### About this task
Your reply should be made up of every line in the records below that holds the string "name".

### Source material
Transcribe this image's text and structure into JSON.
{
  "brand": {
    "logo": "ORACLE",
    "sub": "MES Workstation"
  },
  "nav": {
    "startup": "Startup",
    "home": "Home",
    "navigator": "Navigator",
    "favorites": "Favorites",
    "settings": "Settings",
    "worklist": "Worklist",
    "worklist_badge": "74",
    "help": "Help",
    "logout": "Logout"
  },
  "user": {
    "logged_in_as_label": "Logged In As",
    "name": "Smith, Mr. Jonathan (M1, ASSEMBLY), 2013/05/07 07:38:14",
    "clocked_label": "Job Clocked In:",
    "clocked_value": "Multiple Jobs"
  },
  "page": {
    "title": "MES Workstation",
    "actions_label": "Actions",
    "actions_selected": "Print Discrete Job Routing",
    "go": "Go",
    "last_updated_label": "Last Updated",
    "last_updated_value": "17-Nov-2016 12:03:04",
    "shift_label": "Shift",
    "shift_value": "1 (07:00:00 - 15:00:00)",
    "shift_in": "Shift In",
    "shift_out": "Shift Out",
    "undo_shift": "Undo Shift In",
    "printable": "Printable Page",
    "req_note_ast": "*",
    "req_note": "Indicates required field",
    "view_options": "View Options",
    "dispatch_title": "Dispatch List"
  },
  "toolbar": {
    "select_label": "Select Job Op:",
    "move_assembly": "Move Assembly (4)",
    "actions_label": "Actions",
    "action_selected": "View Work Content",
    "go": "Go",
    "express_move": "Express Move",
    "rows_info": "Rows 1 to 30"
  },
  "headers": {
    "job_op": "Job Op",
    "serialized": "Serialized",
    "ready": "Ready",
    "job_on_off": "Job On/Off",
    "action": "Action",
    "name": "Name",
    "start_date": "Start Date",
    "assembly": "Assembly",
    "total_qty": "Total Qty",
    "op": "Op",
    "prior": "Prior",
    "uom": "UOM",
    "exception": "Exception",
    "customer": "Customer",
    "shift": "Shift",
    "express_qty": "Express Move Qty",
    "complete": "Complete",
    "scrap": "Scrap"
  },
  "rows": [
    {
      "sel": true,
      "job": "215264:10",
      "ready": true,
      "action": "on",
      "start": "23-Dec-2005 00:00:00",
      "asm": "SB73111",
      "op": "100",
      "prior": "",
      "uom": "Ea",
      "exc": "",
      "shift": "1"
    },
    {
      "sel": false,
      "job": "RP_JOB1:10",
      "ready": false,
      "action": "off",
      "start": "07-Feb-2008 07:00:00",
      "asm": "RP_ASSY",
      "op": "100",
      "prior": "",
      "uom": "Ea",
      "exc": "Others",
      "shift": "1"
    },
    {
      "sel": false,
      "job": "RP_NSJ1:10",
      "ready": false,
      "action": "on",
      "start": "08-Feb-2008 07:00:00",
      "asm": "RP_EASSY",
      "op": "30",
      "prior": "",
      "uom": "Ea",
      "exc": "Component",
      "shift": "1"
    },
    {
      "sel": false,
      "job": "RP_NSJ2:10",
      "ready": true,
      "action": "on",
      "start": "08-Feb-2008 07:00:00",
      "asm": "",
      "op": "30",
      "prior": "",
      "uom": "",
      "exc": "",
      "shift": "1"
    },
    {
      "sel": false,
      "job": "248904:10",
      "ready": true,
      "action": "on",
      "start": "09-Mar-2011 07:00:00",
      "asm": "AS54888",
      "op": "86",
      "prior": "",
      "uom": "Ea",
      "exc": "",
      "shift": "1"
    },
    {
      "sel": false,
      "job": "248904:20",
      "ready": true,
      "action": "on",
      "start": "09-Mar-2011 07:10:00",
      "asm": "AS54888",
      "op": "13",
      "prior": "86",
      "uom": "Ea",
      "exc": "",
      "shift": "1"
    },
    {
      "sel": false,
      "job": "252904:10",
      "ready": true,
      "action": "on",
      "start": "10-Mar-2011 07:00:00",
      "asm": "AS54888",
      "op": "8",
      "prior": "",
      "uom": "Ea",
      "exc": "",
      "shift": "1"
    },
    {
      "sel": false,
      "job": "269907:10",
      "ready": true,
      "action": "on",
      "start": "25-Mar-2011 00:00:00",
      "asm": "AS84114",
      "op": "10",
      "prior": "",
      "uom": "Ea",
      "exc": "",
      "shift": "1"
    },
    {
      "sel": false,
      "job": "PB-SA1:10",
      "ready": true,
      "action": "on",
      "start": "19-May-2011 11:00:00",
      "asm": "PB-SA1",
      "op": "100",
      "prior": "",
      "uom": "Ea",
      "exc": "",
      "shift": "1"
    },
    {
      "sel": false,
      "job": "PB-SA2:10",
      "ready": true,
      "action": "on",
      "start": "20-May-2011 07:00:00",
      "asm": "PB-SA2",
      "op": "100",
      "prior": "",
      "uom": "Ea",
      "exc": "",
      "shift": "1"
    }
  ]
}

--

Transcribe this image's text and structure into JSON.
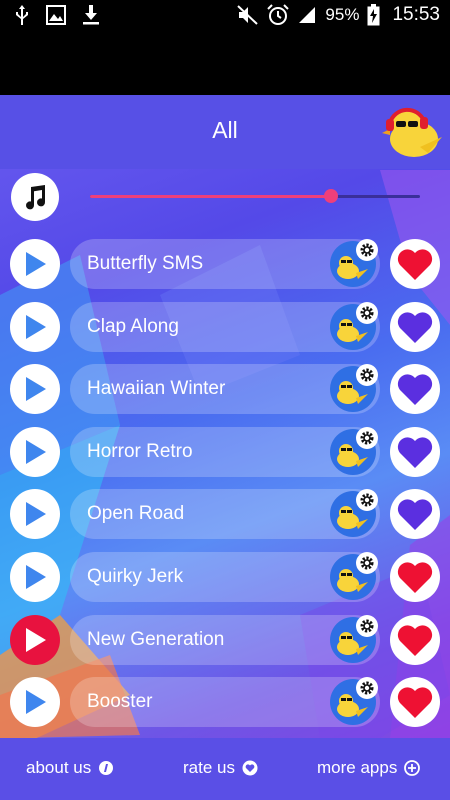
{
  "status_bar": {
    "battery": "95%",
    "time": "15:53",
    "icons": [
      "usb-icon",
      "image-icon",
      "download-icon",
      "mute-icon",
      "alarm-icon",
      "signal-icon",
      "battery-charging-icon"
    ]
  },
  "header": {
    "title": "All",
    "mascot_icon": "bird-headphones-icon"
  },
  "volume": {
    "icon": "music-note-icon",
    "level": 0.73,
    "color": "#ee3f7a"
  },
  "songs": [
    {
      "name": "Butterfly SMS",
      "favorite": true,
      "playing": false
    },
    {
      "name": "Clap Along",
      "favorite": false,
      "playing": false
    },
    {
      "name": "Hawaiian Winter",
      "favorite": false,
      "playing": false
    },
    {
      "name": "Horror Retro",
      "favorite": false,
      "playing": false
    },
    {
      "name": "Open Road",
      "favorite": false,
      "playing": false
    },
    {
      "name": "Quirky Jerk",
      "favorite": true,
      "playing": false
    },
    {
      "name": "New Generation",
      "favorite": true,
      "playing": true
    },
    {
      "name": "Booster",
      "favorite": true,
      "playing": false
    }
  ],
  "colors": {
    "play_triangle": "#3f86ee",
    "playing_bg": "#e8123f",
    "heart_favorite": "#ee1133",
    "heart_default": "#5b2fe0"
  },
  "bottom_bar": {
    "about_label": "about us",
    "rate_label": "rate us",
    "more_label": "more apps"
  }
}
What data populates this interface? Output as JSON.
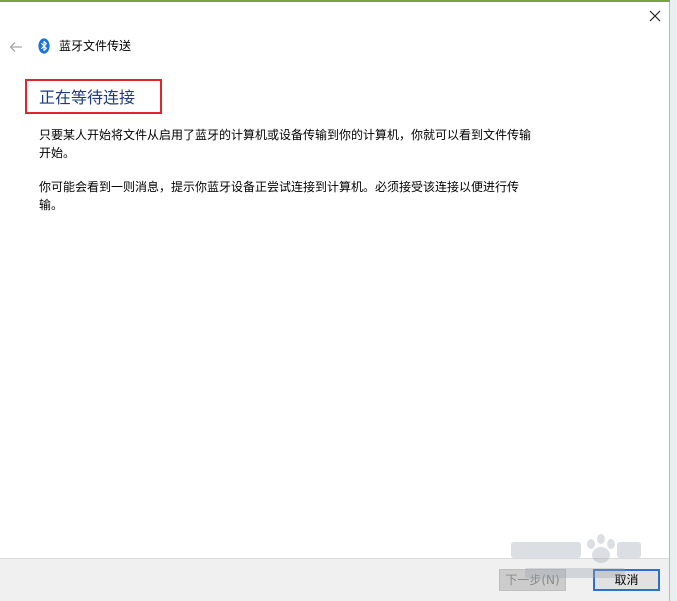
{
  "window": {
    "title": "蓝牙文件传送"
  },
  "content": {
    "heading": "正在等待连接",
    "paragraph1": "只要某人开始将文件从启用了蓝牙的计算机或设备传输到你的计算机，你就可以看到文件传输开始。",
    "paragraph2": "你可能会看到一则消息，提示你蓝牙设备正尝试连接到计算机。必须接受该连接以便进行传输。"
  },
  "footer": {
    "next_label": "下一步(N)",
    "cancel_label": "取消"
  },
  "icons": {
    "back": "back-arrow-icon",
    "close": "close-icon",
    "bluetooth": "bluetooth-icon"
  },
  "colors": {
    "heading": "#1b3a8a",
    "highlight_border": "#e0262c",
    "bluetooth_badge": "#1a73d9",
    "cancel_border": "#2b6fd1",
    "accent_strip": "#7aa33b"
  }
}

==

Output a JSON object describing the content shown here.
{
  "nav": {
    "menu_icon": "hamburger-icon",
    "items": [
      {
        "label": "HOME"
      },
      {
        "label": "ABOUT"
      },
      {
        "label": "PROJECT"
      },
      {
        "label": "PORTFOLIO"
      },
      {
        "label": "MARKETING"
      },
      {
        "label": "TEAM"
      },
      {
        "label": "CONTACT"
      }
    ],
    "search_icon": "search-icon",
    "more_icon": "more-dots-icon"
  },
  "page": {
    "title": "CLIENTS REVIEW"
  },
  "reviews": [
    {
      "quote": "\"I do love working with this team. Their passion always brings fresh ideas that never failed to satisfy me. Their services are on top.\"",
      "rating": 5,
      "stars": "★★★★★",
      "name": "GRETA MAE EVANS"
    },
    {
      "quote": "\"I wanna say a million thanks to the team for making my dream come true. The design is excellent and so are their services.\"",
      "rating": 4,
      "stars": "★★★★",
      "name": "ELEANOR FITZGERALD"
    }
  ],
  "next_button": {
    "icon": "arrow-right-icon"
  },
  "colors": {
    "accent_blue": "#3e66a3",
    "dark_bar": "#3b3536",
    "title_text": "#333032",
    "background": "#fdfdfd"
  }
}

### Solution
    "name": "Smith, Mr. Jonathan (M1, ASSEMBLY), 2013/05/07 07:38:14",
    "name": "Name",
      "name": "Butterfly SMS",
      "name": "Clap Along",
      "name": "Hawaiian Winter",
      "name": "Horror Retro",
      "name": "Open Road",
      "name": "Quirky Jerk",
      "name": "New Generation",
      "name": "Booster",
      "name": "GRETA MAE EVANS"
      "name": "ELEANOR FITZGERALD"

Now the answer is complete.